How to Get to Desktop on Windows 10

On the ever-changing canvas that is a Windows computer, the Desktop is the single point of consistency. If a Windows computer was to be expressed as a function on a two-dimensional Cartesian coordinate system, the Desktop would be the origin (0,0). Basically, the Desktop, on a Windows computer, is the user’s home-base. This is true in the case of all versions of the Windows Operating System to have ever been developed and distributed to the public, including Windows 10 – the latest and greatest iteration of Windows. The Desktop can, however, get buried under heaps and heaps of windows and open programs when you go about doing a lot of multitasking.

So, what does one do if they get around on their computer a lot and end up putting dozens of open windows between them and their Desktop, and then need to get to their Desktop for whatever reason? Minimize all of the windows they have open in front of them one by one? That’s certainly an option, but it is not the most efficient option. Thankfully, there exist two different ways for users to instantly minimize everything they have open and be taken to their Desktop on a Windows 10 computer. Here’s how you can instantly get to the Desktop on a Windows 10 computer:

Method 1: Using your mouse

  1. Navigate to the Notification Area located on the right-hand side end of your computer’s Taskbar.
  2. Locate a small rectangular button located at the right-most edge of the Notification Area.
  3. Click on the small rectangular button, and you will be instantly taken to your Desktop. Hover your mouse over this button, and you will be allowed to take a quick peek at your Desktop. 

Method 2: Using a keyboard shortcut

On your keyboard, simply press the Windows Logo key + D, and regardless of where you are or what you are doing or what applications you have open, all open windows will be minimized and you will be taken to your Desktop.

Whether you get to the Desktop on a Windows 10 computer using your mouse or the keyboard shortcut, performing the same action one more time once you’re on your Desktop will maximize all of the windows you minimized in order to get to your Desktop in the same exact order. Not only can you quickly get back to whatever you were doing once you have what you needed from your Desktop, but if you accidentally minimize everything you have open and go to your Desktop, the process is completely and easily reversible.

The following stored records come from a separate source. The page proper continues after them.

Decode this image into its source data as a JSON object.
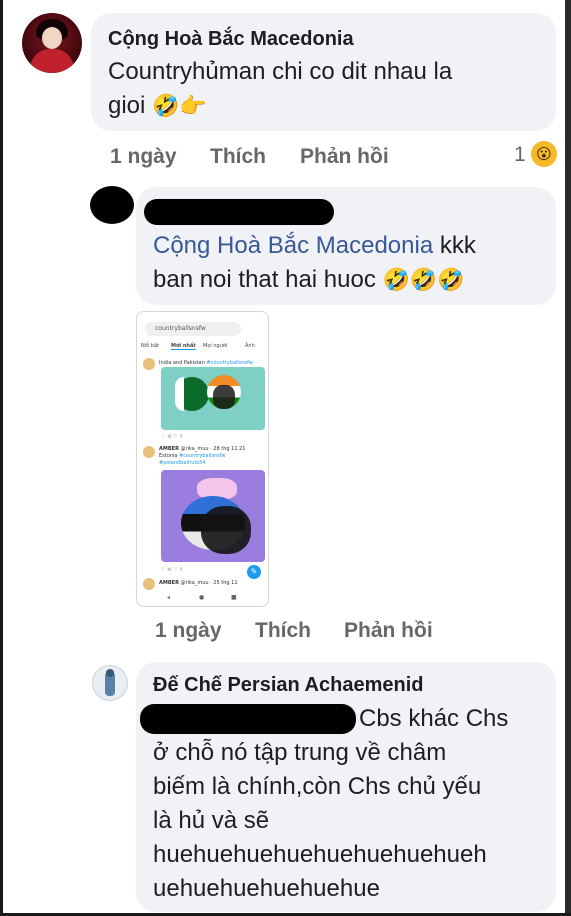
{
  "comments": [
    {
      "author": "Cộng Hoà Bắc Macedonia",
      "text_line1": "Countryhủman chi co dit nhau la",
      "text_line2": "gioi",
      "emojis": "🤣👉",
      "time": "1 ngày",
      "like_label": "Thích",
      "reply_label": "Phản hồi",
      "reaction_count": "1",
      "reaction_emoji": "😮"
    },
    {
      "mention": "Cộng Hoà Bắc Macedonia",
      "text_after_mention": " kkk",
      "text_line2": "ban noi that hai huoc",
      "emojis": "🤣🤣🤣",
      "time": "1 ngày",
      "like_label": "Thích",
      "reply_label": "Phản hồi",
      "attachment": {
        "search_text": "countryballsnsfw",
        "tabs": [
          "Nổi bật",
          "Mới nhất",
          "Mọi người",
          "Ảnh"
        ],
        "post1_caption": "India and Pakistan",
        "post1_hashtag": "#countryballsnsfw",
        "post2_user": "AMBER",
        "post2_meta": "@rika_muu · 28 thg 11 21",
        "post2_caption": "Estonia",
        "post2_hashtag": "#countryballsnsfw",
        "post2_hashtag2": "#polandballrule34",
        "post3_user": "AMBER",
        "post3_meta": "@rika_muu · 25 thg 11",
        "icon_row": "♡  ⟲  ♡  ↑"
      }
    },
    {
      "author": "Đế Chế Persian Achaemenid",
      "text_line1": "Cbs khác Chs",
      "text_line2": "ở chỗ nó tập trung về châm",
      "text_line3": "biếm là chính,còn Chs chủ yếu",
      "text_line4": "là hủ và sẽ",
      "text_line5": "huehuehuehuehuehuehuehueh",
      "text_line6": "uehuehuehuehuehue"
    }
  ],
  "colors": {
    "bubble": "#f0f2f5",
    "mention": "#385898",
    "meta": "#65676b",
    "redaction": "#000000"
  }
}
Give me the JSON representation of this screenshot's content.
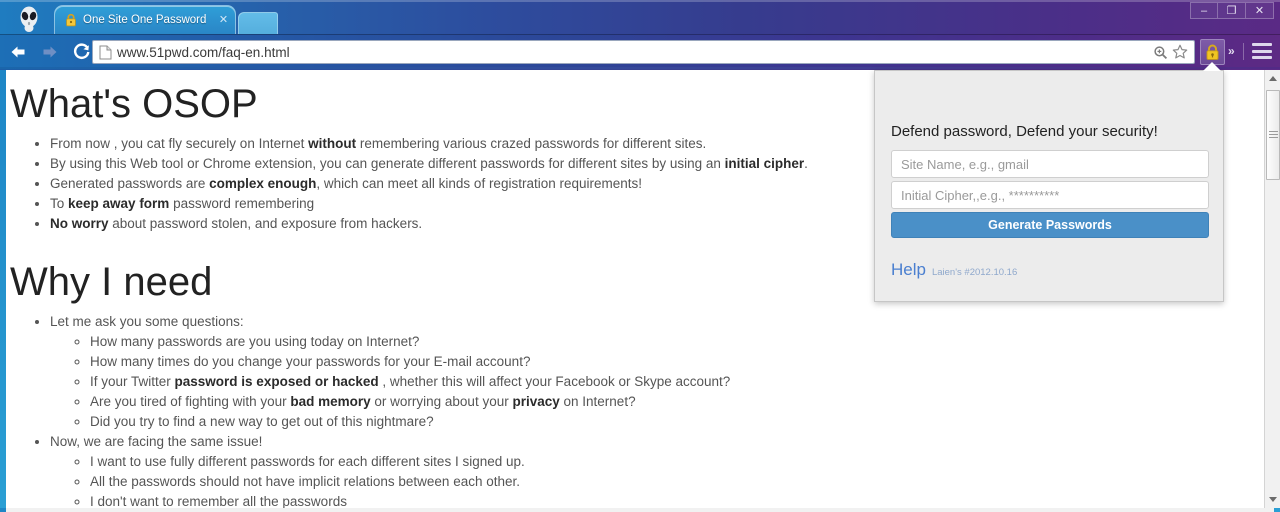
{
  "window": {
    "controls": {
      "minimize": "–",
      "maximize": "❐",
      "close": "✕"
    }
  },
  "tabstrip": {
    "avatar_icon": "alien-avatar-icon",
    "tabs": [
      {
        "title": "One Site One Password",
        "favicon": "lock-icon",
        "close": "✕",
        "active": true
      }
    ],
    "new_tab_label": ""
  },
  "toolbar": {
    "back_icon": "back-arrow-icon",
    "forward_icon": "forward-arrow-icon",
    "reload_icon": "reload-icon",
    "url": "www.51pwd.com/faq-en.html",
    "page_icon": "page-document-icon",
    "zoom_icon": "magnifier-icon",
    "bookmark_icon": "star-icon",
    "extension_icon": "padlock-icon",
    "overflow_label": "»",
    "menu_icon": "hamburger-menu-icon"
  },
  "page": {
    "sections": [
      {
        "heading": "What's OSOP",
        "bullets": [
          [
            {
              "t": "From now , you cat fly securely on Internet ",
              "b": false
            },
            {
              "t": "without",
              "b": true
            },
            {
              "t": " remembering various crazed passwords for different sites.",
              "b": false
            }
          ],
          [
            {
              "t": "By using this Web tool or Chrome extension, you can generate different passwords for different sites by using an ",
              "b": false
            },
            {
              "t": "initial cipher",
              "b": true
            },
            {
              "t": ".",
              "b": false
            }
          ],
          [
            {
              "t": "Generated passwords are ",
              "b": false
            },
            {
              "t": "complex enough",
              "b": true
            },
            {
              "t": ", which can meet all kinds of registration requirements!",
              "b": false
            }
          ],
          [
            {
              "t": "To ",
              "b": false
            },
            {
              "t": "keep away form",
              "b": true
            },
            {
              "t": " password remembering",
              "b": false
            }
          ],
          [
            {
              "t": "No worry",
              "b": true
            },
            {
              "t": " about password stolen, and exposure from hackers.",
              "b": false
            }
          ]
        ]
      },
      {
        "heading": "Why I need",
        "groups": [
          {
            "lead": [
              {
                "t": "Let me ask you some questions:",
                "b": false
              }
            ],
            "items": [
              [
                {
                  "t": "How many passwords are you using today on Internet?",
                  "b": false
                }
              ],
              [
                {
                  "t": "How many times do you change your passwords for your E-mail account?",
                  "b": false
                }
              ],
              [
                {
                  "t": "If your Twitter ",
                  "b": false
                },
                {
                  "t": "password is exposed or hacked",
                  "b": true
                },
                {
                  "t": " , whether this will affect your Facebook or Skype account?",
                  "b": false
                }
              ],
              [
                {
                  "t": "Are you tired of fighting with your ",
                  "b": false
                },
                {
                  "t": "bad memory",
                  "b": true
                },
                {
                  "t": " or worrying about your ",
                  "b": false
                },
                {
                  "t": "privacy",
                  "b": true
                },
                {
                  "t": " on Internet?",
                  "b": false
                }
              ],
              [
                {
                  "t": "Did you try to find a new way to get out of this nightmare?",
                  "b": false
                }
              ]
            ]
          },
          {
            "lead": [
              {
                "t": "Now, we are facing the same issue!",
                "b": false
              }
            ],
            "items": [
              [
                {
                  "t": "I want to use fully different passwords for each different sites I signed up.",
                  "b": false
                }
              ],
              [
                {
                  "t": "All the passwords should not have implicit relations between each other.",
                  "b": false
                }
              ],
              [
                {
                  "t": "I don't want to remember all the passwords",
                  "b": false
                }
              ]
            ]
          }
        ]
      }
    ]
  },
  "popup": {
    "heading": "Defend password, Defend your security!",
    "site_name_value": "",
    "site_name_placeholder": "Site Name, e.g., gmail",
    "initial_cipher_value": "",
    "initial_cipher_placeholder": "Initial Cipher,,e.g., **********",
    "generate_label": "Generate Passwords",
    "help_label": "Help",
    "version_label": "Laien's #2012.10.16"
  },
  "colors": {
    "accent_blue": "#4a90c8",
    "link_blue": "#4a7fd0",
    "tab_blue": "#2d93d0",
    "frame_cyan": "#1e86c6",
    "titlebar_purple": "#5b2a86"
  }
}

Kevin Arrows

Kevin Arrows is a highly experienced and knowledgeable technology specialist with over a decade of industry experience. He holds a Microsoft Certified Technology Specialist (MCTS) certification and has a deep passion for staying up-to-date on the latest tech developments. Kevin has written extensively on a wide range of tech-related topics, showcasing his expertise and knowledge in areas such as software development, cybersecurity, and cloud computing. His contributions to the tech field have been widely recognized and respected by his peers, and he is highly regarded for his ability to explain complex technical concepts in a clear and concise manner.